43 Pages Posted: 25 Jan 2010 Last revised: 26 Apr 2010
Date Written: Fall 2009
At common law, where an entity had failed to incorporate, its shareholders could still obtain limited liability if the courts elected to apply one of two equitable concepts – “de facto corporation” or “corporation by estoppel.” In the 1950s, an influential empirical study of cases involving these “defective incorporation” concepts concluded that courts applied them inconsistently, and that the doctrine should be abandoned. At the same time, many states were adopting the 1950 Model Business Corporation Act (MBCA), which purported to abolish the doctrine.
A subsequent regression analysis of the pre-MBCA defective incorporation cases concluded that, contrary to the earlier study, the cases were highly predictable. Another empirical study of post-MBCA defective incorporation cases concluded that courts continued to apply the defective incorporation doctrine to grant limited liability to unincorporated entities despite the MBCA’s attempt to abolish the doctrine, making cases more unpredictable than before.
This paper revisits the earlier studies and demonstrates that the apparently inconsistent findings were the result of analytical flaws. The paper then presents a new extensive study of post-MBCA defective incorporation cases, and demonstrates by statistical regression that the courts have continued to apply the defective incorporation doctrine (the MBCA notwithstanding) and that the courts have applied the doctrine in a way that is highly predictable: Where the defendant is active in the management of a business entity that is not validly incorporated, he will not be held personally liable for his actions on behalf of the corporation so long as he believed the corporation was valid at the time of the actions.
Keywords: corporate law, de facto corporation, corporation by estoppel, defective incorporation, limited liability, regression
JEL Classification: K22, C25
Suggested Citation: Suggested Citation
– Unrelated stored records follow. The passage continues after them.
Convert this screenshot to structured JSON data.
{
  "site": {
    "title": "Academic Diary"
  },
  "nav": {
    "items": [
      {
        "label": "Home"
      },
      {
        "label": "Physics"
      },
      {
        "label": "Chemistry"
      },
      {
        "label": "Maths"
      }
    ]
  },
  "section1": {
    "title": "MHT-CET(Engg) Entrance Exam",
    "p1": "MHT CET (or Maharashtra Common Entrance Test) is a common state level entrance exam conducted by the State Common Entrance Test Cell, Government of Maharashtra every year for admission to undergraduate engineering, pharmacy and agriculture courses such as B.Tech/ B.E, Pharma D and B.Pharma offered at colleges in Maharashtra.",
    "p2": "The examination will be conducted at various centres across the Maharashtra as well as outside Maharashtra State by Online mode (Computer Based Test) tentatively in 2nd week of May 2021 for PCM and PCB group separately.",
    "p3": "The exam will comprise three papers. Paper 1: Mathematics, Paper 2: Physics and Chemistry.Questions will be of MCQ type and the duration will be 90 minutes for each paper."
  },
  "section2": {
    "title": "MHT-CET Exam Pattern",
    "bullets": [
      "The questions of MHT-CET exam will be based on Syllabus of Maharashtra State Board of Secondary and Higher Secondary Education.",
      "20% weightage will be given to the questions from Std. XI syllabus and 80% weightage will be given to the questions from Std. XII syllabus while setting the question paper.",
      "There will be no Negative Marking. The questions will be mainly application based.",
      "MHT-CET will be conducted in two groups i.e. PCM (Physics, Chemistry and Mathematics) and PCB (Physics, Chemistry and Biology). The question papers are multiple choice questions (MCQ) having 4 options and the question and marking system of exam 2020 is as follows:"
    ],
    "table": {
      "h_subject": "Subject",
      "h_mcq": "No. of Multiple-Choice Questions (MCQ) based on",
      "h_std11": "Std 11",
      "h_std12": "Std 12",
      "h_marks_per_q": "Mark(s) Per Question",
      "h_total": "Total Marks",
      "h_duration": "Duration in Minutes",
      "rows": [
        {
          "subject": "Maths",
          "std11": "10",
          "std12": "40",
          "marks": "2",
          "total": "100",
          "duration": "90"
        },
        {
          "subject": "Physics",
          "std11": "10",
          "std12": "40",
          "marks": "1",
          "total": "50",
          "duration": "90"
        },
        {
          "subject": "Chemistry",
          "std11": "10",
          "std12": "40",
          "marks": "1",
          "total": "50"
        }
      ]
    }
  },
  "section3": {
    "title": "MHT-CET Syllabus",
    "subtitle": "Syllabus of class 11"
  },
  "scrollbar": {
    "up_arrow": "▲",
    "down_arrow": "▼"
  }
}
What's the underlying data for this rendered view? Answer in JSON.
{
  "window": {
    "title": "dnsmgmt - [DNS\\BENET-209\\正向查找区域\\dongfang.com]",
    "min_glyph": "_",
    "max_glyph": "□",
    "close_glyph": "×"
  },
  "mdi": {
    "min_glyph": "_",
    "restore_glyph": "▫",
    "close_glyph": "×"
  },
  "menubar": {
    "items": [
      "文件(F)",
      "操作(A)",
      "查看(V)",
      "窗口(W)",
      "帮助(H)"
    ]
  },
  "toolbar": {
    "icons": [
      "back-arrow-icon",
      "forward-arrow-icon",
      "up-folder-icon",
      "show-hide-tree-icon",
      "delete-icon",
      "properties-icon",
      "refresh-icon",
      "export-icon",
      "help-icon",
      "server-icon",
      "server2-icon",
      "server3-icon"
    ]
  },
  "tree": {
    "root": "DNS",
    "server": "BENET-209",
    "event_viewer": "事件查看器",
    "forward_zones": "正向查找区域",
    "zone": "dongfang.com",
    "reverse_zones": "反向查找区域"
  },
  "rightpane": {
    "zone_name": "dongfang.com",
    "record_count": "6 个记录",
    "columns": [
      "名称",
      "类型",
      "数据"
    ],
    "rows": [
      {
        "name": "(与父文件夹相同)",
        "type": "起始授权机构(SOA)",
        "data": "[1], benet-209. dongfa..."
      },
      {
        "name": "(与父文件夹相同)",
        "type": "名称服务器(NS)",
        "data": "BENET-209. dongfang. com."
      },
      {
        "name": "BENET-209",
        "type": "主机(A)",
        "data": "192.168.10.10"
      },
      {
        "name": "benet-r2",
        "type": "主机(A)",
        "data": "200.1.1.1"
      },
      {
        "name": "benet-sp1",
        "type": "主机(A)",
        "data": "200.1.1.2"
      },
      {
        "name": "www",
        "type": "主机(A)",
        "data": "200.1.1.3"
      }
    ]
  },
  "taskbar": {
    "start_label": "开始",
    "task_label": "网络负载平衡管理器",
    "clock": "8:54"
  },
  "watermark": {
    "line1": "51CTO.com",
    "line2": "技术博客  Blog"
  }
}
Wyatt, Timothy R., The Doctrine of Defective Incorporation and its Tenuous Coexistence with the Model Business Corporation Act (Fall 2009). Wake Forest Law Review, Vol. 44, No. 3, 2009. Available at SSRN: https://ssrn.com/abstract=1540740